ACTION ITEM: Give the data again in full, without pictures.

WORKING DATA:
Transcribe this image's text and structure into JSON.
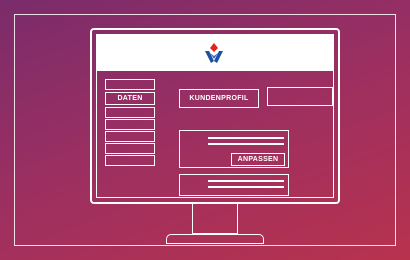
{
  "sidebar": {
    "active_label": "DATEN"
  },
  "main": {
    "profile_button": "KUNDENPROFIL",
    "adjust_button": "ANPASSEN"
  },
  "colors": {
    "bg_start": "#7a2c6b",
    "bg_end": "#b8324e",
    "line": "#ffffff",
    "logo_red": "#e2231a",
    "logo_blue": "#1f4fa0"
  },
  "icons": {
    "logo": "brand-logo-icon",
    "monitor": "monitor-icon"
  }
}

SOLVED PROBLEM:
Transcribe this image's text and structure into JSON.
{
  "sidebar": {
    "active_label": "DATEN"
  },
  "main": {
    "profile_button": "KUNDENPROFIL",
    "adjust_button": "ANPASSEN"
  },
  "colors": {
    "bg_start": "#7a2c6b",
    "bg_end": "#b8324e",
    "line": "#ffffff",
    "logo_red": "#e2231a",
    "logo_blue": "#1f4fa0"
  },
  "icons": {
    "logo": "brand-logo-icon",
    "monitor": "monitor-icon"
  }
}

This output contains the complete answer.